[Opening Data to examine section]

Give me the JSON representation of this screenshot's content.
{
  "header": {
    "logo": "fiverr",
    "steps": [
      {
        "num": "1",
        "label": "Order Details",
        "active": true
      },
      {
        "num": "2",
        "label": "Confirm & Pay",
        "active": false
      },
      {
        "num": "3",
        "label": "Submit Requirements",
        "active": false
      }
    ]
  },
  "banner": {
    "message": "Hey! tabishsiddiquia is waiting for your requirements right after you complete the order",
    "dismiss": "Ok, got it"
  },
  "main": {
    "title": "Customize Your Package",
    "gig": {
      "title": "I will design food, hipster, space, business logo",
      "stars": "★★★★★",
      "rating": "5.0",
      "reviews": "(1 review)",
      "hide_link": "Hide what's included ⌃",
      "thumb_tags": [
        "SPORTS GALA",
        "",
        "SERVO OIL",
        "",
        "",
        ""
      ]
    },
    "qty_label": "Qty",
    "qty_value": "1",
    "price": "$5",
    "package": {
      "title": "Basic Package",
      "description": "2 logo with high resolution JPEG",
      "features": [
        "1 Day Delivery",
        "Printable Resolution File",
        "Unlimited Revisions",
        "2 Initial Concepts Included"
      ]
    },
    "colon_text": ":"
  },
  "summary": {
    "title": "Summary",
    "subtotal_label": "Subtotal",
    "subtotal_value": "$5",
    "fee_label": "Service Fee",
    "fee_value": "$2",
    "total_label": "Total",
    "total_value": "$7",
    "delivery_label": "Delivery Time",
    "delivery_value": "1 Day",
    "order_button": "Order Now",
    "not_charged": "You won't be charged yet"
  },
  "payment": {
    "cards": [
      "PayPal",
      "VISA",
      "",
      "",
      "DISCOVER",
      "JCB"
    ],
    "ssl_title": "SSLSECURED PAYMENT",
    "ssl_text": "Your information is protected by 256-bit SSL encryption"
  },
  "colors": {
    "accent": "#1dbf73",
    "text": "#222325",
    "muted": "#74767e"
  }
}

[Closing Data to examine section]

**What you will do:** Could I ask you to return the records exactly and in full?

**Completed exercise:**
Give me the JSON representation of this screenshot's content.
{
  "header": {
    "logo": "fiverr",
    "steps": [
      {
        "num": "1",
        "label": "Order Details",
        "active": true
      },
      {
        "num": "2",
        "label": "Confirm & Pay",
        "active": false
      },
      {
        "num": "3",
        "label": "Submit Requirements",
        "active": false
      }
    ]
  },
  "banner": {
    "message": "Hey! tabishsiddiquia is waiting for your requirements right after you complete the order",
    "dismiss": "Ok, got it"
  },
  "main": {
    "title": "Customize Your Package",
    "gig": {
      "title": "I will design food, hipster, space, business logo",
      "stars": "★★★★★",
      "rating": "5.0",
      "reviews": "(1 review)",
      "hide_link": "Hide what's included ⌃",
      "thumb_tags": [
        "SPORTS GALA",
        "",
        "SERVO OIL",
        "",
        "",
        ""
      ]
    },
    "qty_label": "Qty",
    "qty_value": "1",
    "price": "$5",
    "package": {
      "title": "Basic Package",
      "description": "2 logo with high resolution JPEG",
      "features": [
        "1 Day Delivery",
        "Printable Resolution File",
        "Unlimited Revisions",
        "2 Initial Concepts Included"
      ]
    },
    "colon_text": ":"
  },
  "summary": {
    "title": "Summary",
    "subtotal_label": "Subtotal",
    "subtotal_value": "$5",
    "fee_label": "Service Fee",
    "fee_value": "$2",
    "total_label": "Total",
    "total_value": "$7",
    "delivery_label": "Delivery Time",
    "delivery_value": "1 Day",
    "order_button": "Order Now",
    "not_charged": "You won't be charged yet"
  },
  "payment": {
    "cards": [
      "PayPal",
      "VISA",
      "",
      "",
      "DISCOVER",
      "JCB"
    ],
    "ssl_title": "SSLSECURED PAYMENT",
    "ssl_text": "Your information is protected by 256-bit SSL encryption"
  },
  "colors": {
    "accent": "#1dbf73",
    "text": "#222325",
    "muted": "#74767e"
  }
}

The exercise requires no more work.